══ Exercise material ══

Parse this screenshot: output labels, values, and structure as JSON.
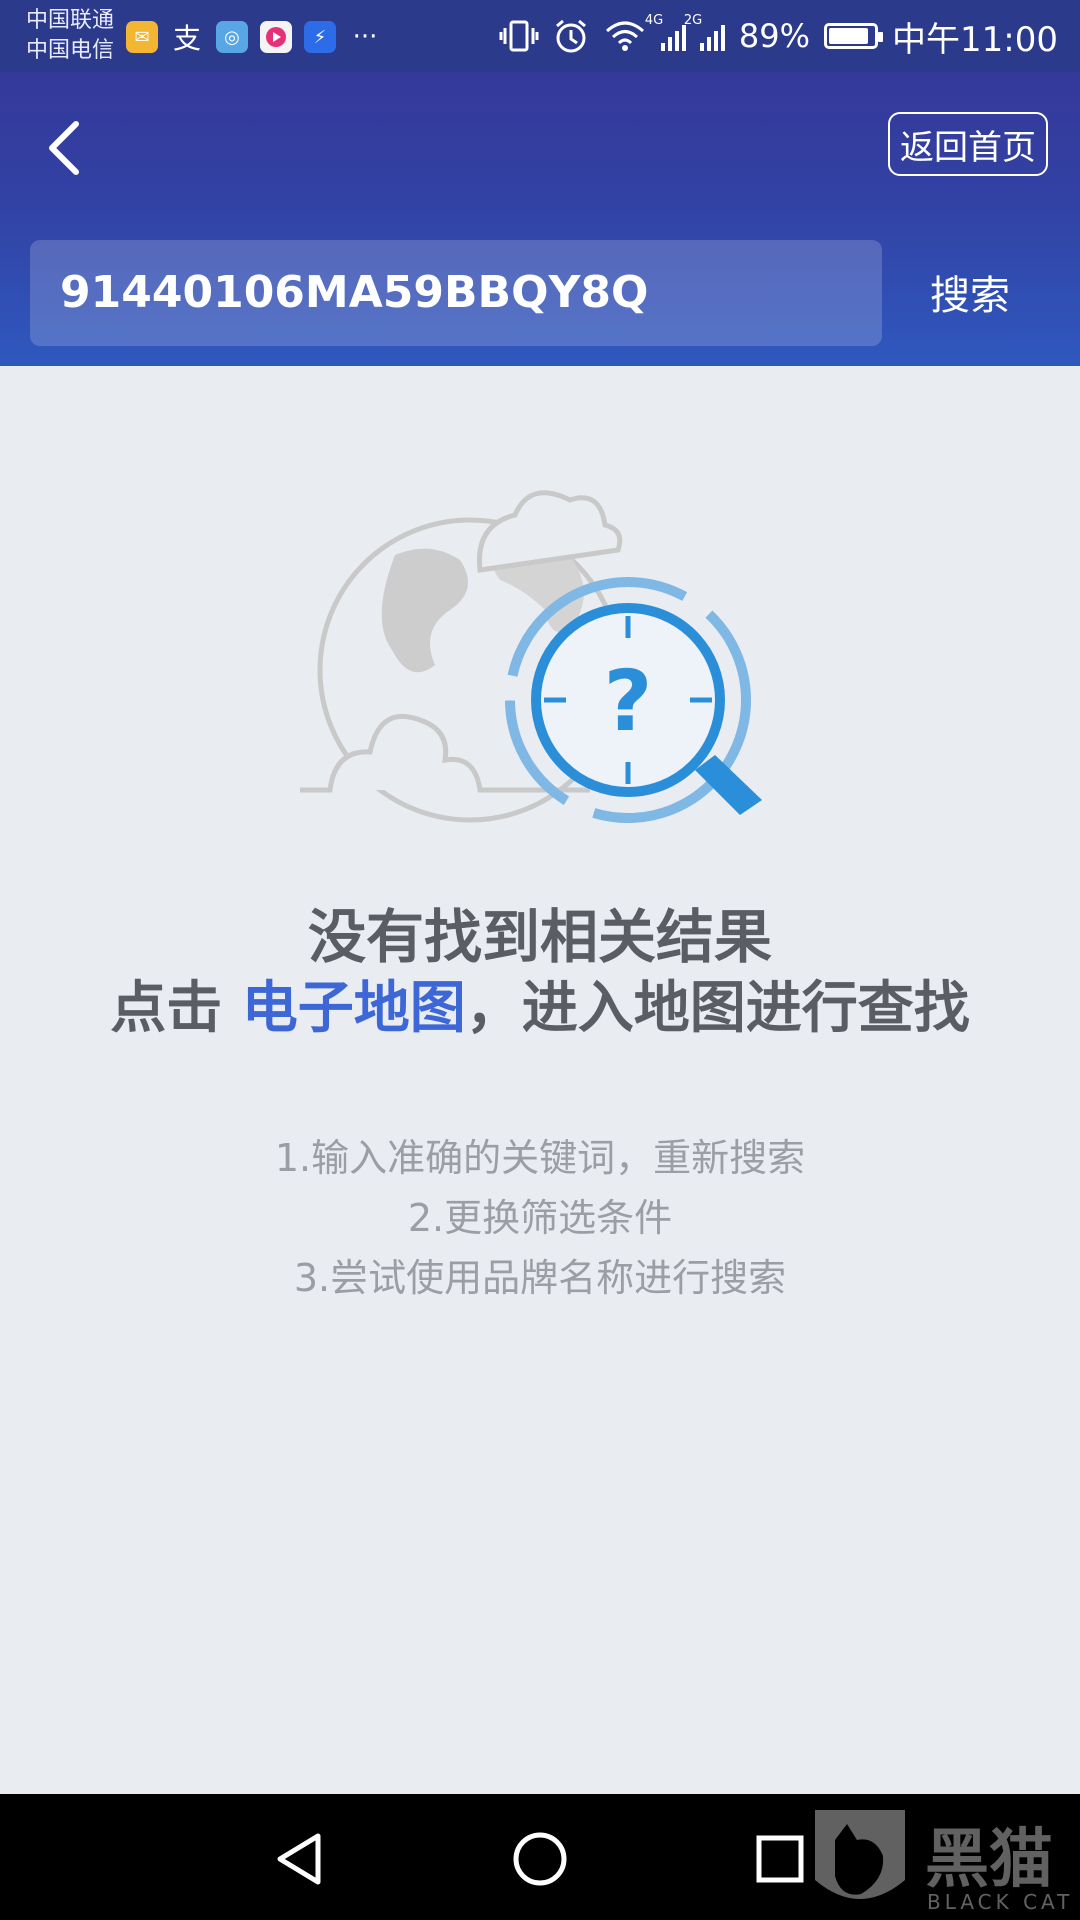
{
  "status_bar": {
    "carrier_1": "中国联通",
    "carrier_2": "中国电信",
    "notification_icons": [
      "mail-icon",
      "alipay-icon",
      "browser-icon",
      "youku-icon",
      "bolt-icon",
      "more-icon"
    ],
    "network_1": "4G",
    "network_2": "2G",
    "battery_percent": "89%",
    "battery_level": 0.89,
    "time": "中午11:00"
  },
  "header": {
    "home_button_label": "返回首页",
    "search_value": "91440106MA59BBQY8Q",
    "search_button_label": "搜索"
  },
  "empty_state": {
    "title": "没有找到相关结果",
    "map_hint_prefix": "点击 ",
    "map_link": "电子地图",
    "map_hint_suffix": "，进入地图进行查找",
    "tips": [
      "1.输入准确的关键词，重新搜索",
      "2.更换筛选条件",
      "3.尝试使用品牌名称进行搜索"
    ]
  },
  "watermark": {
    "text": "黑猫",
    "subtext": "BLACK CAT"
  },
  "colors": {
    "header_top": "#34399a",
    "header_bottom": "#2f58bf",
    "background": "#e9ecf1",
    "link": "#3d67d6",
    "accent_icon": "#2a8fd8"
  }
}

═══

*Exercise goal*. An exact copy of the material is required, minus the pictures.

*Response box*.
Parse this screenshot: output labels, values, and structure as JSON.
{
  "status_bar": {
    "carrier_1": "中国联通",
    "carrier_2": "中国电信",
    "notification_icons": [
      "mail-icon",
      "alipay-icon",
      "browser-icon",
      "youku-icon",
      "bolt-icon",
      "more-icon"
    ],
    "network_1": "4G",
    "network_2": "2G",
    "battery_percent": "89%",
    "battery_level": 0.89,
    "time": "中午11:00"
  },
  "header": {
    "home_button_label": "返回首页",
    "search_value": "91440106MA59BBQY8Q",
    "search_button_label": "搜索"
  },
  "empty_state": {
    "title": "没有找到相关结果",
    "map_hint_prefix": "点击 ",
    "map_link": "电子地图",
    "map_hint_suffix": "，进入地图进行查找",
    "tips": [
      "1.输入准确的关键词，重新搜索",
      "2.更换筛选条件",
      "3.尝试使用品牌名称进行搜索"
    ]
  },
  "watermark": {
    "text": "黑猫",
    "subtext": "BLACK CAT"
  },
  "colors": {
    "header_top": "#34399a",
    "header_bottom": "#2f58bf",
    "background": "#e9ecf1",
    "link": "#3d67d6",
    "accent_icon": "#2a8fd8"
  }
}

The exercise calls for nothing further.